Stimulus 2.0: Unpacking the Consolidated Appropriations Act 2021

stimulus check

 The “Consolidated Appropriations Act, 2021” was signed into law in December of 2020, preventing the federal government from another shut-down. Although the 5,593-page law is the longest ever passed by Congress, two portions of the Act will affect many of our clients here at Brown & Crouppen– the second round of COVID-19 stimulus payments and sweeping changes to medical billing.


Individual stimulus payments amounts are based on the adjusted gross income amount on your 2019 tax return. Most adults will get $600, plus $600 for every dependent child under the age of 17. So, for example, a married couple with one 15-year-old child would receive $1800.

The default AGI limits are:

  • $75K or less for single adults
  • $150K or less for married couples
  • $112.5K for head of household.


  • The Act adds an extra $300 a week in unemployment benefits through March 14, 2021.
  • Self-employed workers, gig workers, and independent contractors may also be eligible for UI.

Direct deposit or snail mail. Taxpayers who elected to receive any refund via direct deposit will get their stimulus deposited into the bank account the IRS has on file. Otherwise, the stimulus payments will be mailed to you.

Who will not receive a check?

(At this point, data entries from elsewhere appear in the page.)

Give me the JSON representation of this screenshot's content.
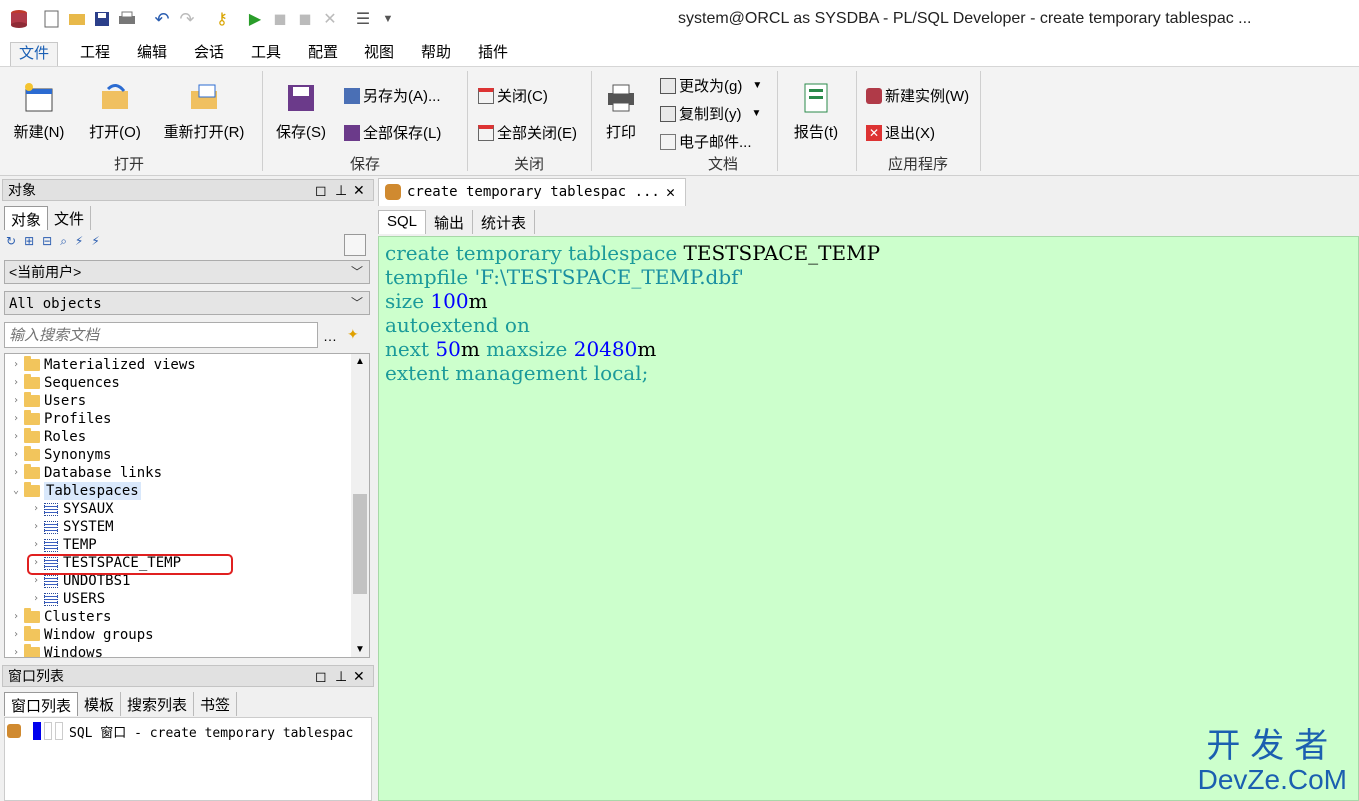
{
  "window": {
    "title": "system@ORCL as SYSDBA - PL/SQL Developer - create temporary tablespac ..."
  },
  "menu": [
    "文件",
    "工程",
    "编辑",
    "会话",
    "工具",
    "配置",
    "视图",
    "帮助",
    "插件"
  ],
  "ribbon": {
    "open": {
      "new": "新建(N)",
      "open": "打开(O)",
      "reopen": "重新打开(R)",
      "group": "打开"
    },
    "save": {
      "save": "保存(S)",
      "save_as": "另存为(A)...",
      "save_all": "全部保存(L)",
      "group": "保存"
    },
    "close": {
      "close": "关闭(C)",
      "close_all": "全部关闭(E)",
      "group": "关闭"
    },
    "doc": {
      "print": "打印",
      "change_to": "更改为(g)",
      "copy_to": "复制到(y)",
      "email": "电子邮件...",
      "group": "文档"
    },
    "app": {
      "report": "报告(t)",
      "new_instance": "新建实例(W)",
      "exit": "退出(X)",
      "group": "应用程序"
    }
  },
  "object_panel": {
    "title": "对象",
    "tabs": [
      "对象",
      "文件"
    ],
    "user_combo": "<当前用户>",
    "filter_combo": "All objects",
    "search_placeholder": "输入搜索文档"
  },
  "tree": [
    {
      "label": "Materialized views",
      "type": "folder"
    },
    {
      "label": "Sequences",
      "type": "folder"
    },
    {
      "label": "Users",
      "type": "folder"
    },
    {
      "label": "Profiles",
      "type": "folder"
    },
    {
      "label": "Roles",
      "type": "folder"
    },
    {
      "label": "Synonyms",
      "type": "folder"
    },
    {
      "label": "Database links",
      "type": "folder"
    },
    {
      "label": "Tablespaces",
      "type": "folder-open"
    },
    {
      "label": "SYSAUX",
      "type": "ts"
    },
    {
      "label": "SYSTEM",
      "type": "ts"
    },
    {
      "label": "TEMP",
      "type": "ts"
    },
    {
      "label": "TESTSPACE_TEMP",
      "type": "ts"
    },
    {
      "label": "UNDOTBS1",
      "type": "ts"
    },
    {
      "label": "USERS",
      "type": "ts"
    },
    {
      "label": "Clusters",
      "type": "folder"
    },
    {
      "label": "Window groups",
      "type": "folder"
    },
    {
      "label": "Windows",
      "type": "folder"
    }
  ],
  "window_list": {
    "title": "窗口列表",
    "tabs": [
      "窗口列表",
      "模板",
      "搜索列表",
      "书签"
    ],
    "item": "SQL 窗口 - create temporary tablespac"
  },
  "editor": {
    "tab": "create temporary tablespac ...",
    "subtabs": [
      "SQL",
      "输出",
      "统计表"
    ],
    "lines": [
      [
        [
          "kw",
          "create temporary tablespace "
        ],
        [
          "id",
          "TESTSPACE_TEMP"
        ]
      ],
      [
        [
          "kw",
          "tempfile "
        ],
        [
          "str",
          "'F:\\TESTSPACE_TEMP.dbf'"
        ]
      ],
      [
        [
          "kw",
          "size "
        ],
        [
          "num",
          "100"
        ],
        [
          "id",
          "m"
        ]
      ],
      [
        [
          "kw",
          "autoextend on"
        ]
      ],
      [
        [
          "kw",
          "next "
        ],
        [
          "num",
          "50"
        ],
        [
          "id",
          "m "
        ],
        [
          "kw",
          "maxsize "
        ],
        [
          "num",
          "20480"
        ],
        [
          "id",
          "m"
        ]
      ],
      [
        [
          "kw",
          "extent management local;"
        ]
      ]
    ]
  },
  "watermark": {
    "line1": "开发者",
    "line2": "DevZe.CoM"
  },
  "colors": {
    "editor_bg": "#ccffcc",
    "highlight": "#e02020"
  }
}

  • Wealthier people. Payments decrease by $5 for every $100 in AGI over the default amounts, eventually zeroing out. You’ll receive nothing if your AGI is:
  • $87,000 or more for single adults
  • $174,000 or more for married couples
  • $124,500 or more for head of household.
  • Declared dependents age 17 or older. This includes older teens, college students, and dependent adults.
  • People without a Social Security Number. The IRS won’t send a check to anybody without a Social Security Number (including dependent children). However, there are a few exceptions to this:
    • An adopted child may use an adoption taxpayer identification number (ATIN) instead of a Social Security number.
    • Married members of the U.S. armed forces only need to have one spouse with a Social Security Number.
    • For married couples, if one spouse lacks a Social Security Number but the other spouse has a valid Social Security Number, the family can still receive a second stimulus check.
  • This benefit was not available during the first round of stimulus, but Congress has made it retroactive. If your family was denied a first-round payment because nobody had a valid Social Security Number you or your spouse has since obtained one, you can claim the first-round payment as a recovery rebate credit on your 2020 tax return.

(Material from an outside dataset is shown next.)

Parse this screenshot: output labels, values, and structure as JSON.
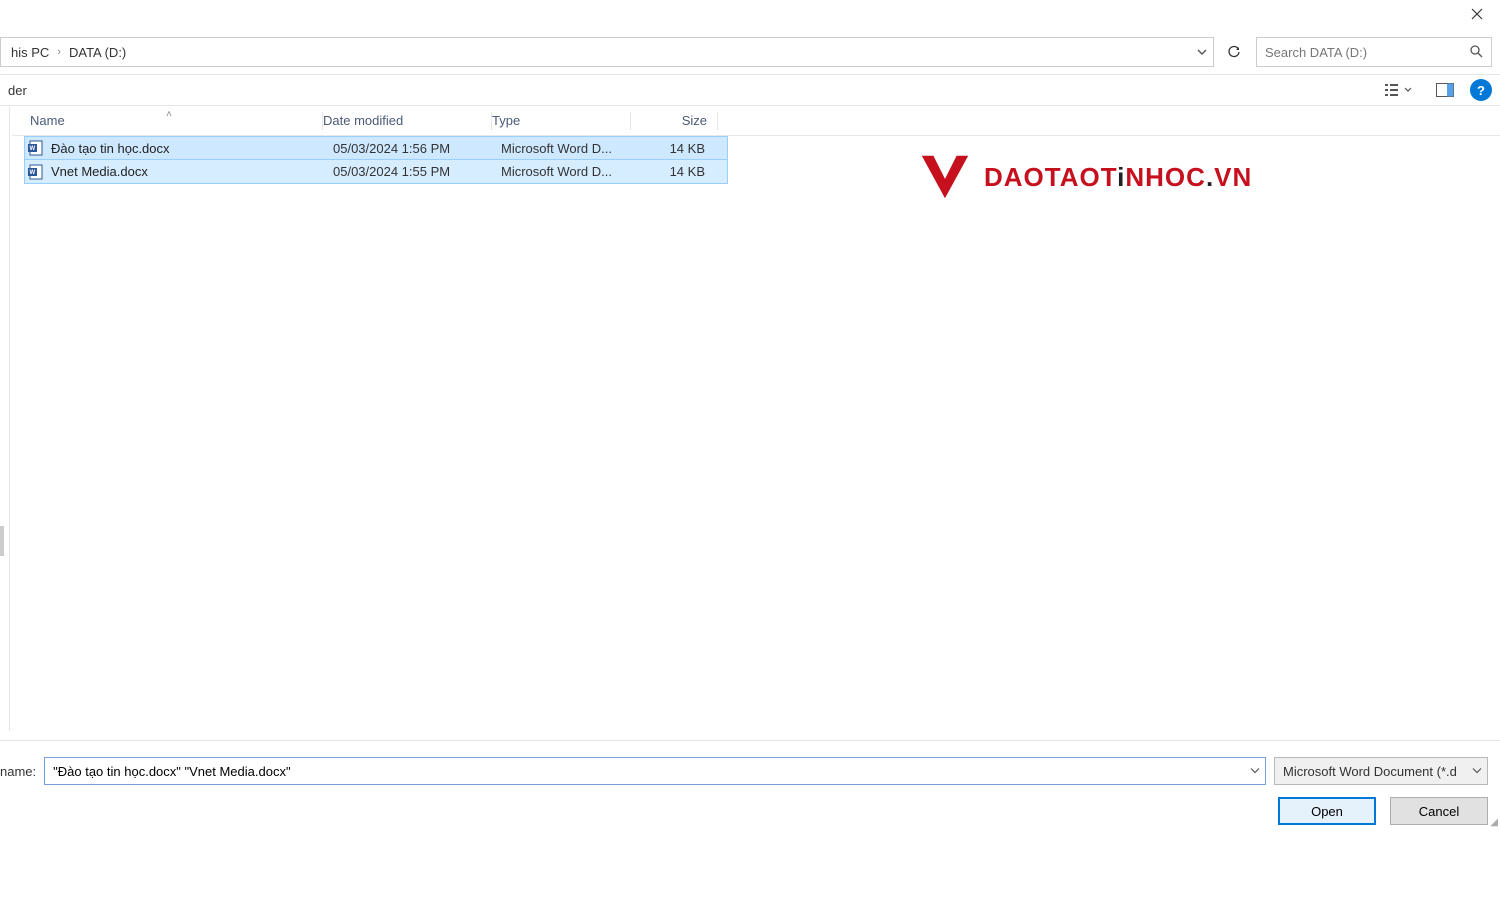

Surprise billing (a/k/a “balance billing”) happens when an out-of-network provider is unexpectedly involved in a patient’s care, and then charges the patient significantly more than they would have to pay under their insurance policy.

As personal injury lawyers, we see surprise billing every single day. Typical scenarios that our personal injury clients have encountered include:

  • Emergency treatment after an accident, where a patient often lacks the ability to request, much less demand, in-network care.
  • Non-emergency treatment at an in-network facility, where insured patients are unknowingly treated by an out-of-network physician or laboratory. For example, a patient takes the time and trouble to schedule a needed surgery within their insurance network. However, while they are under anesthesia, a visiting, out-of-network physician assists the surgeon. The visiting surgeon then balance bills the patient at a rate significantly higher than they would have paid through their insurance.
  • Air ambulances, which are rarely covered by insurance and cost tens of thousands of dollars per flight.

Under the new law, patients will only be required to pay their in-network deductible and copayment amounts as dictated by their insurance plan. Out-of-network providers will not be allowed to hold patients responsible for the difference. Instead, those providers will have to work out acceptable payments with insurers.

Similarly, air ambulances will no longer be able to balance bill. (This protection does not extend to ground transportation ambulances.)

What if you want an out-of-network provider?

Patients are far more likely to switch insurance plans than a trusted provider. What happens if a patient has a favorite (or a recommended) doctor that is out-of-network?

In non-emergency situations, providers can still balance-bill their patients. In order to do so, however, the provider must:

  • Provide a cost estimate, and
  • Get the patient’s consent at least 72 hours before treatment (with some exceptions for shorter-turnaround times in certain circumstances.

 This exception to out-of-network service only applies to non-emergency situations. It also bars certain types of “ancillary service” providers from the practice, including anesthesiologists, radiologists, and laboratories.

What if you are uninsured?

The secretary of the Department of Health and Human Services has until mid-2021 to create regulations for a provider-patient bill dispute resolution process.

More pricing transparency.

The Act also removes gag clauses on price and quality disclosures, which should help consumers become more informed about medical costs.

When does the new law go into effect?

Right now, the law is scheduled to go into effect in 2022.

Text with a live representative
Text “GETBC” to 314-222-2222
Standard rates apply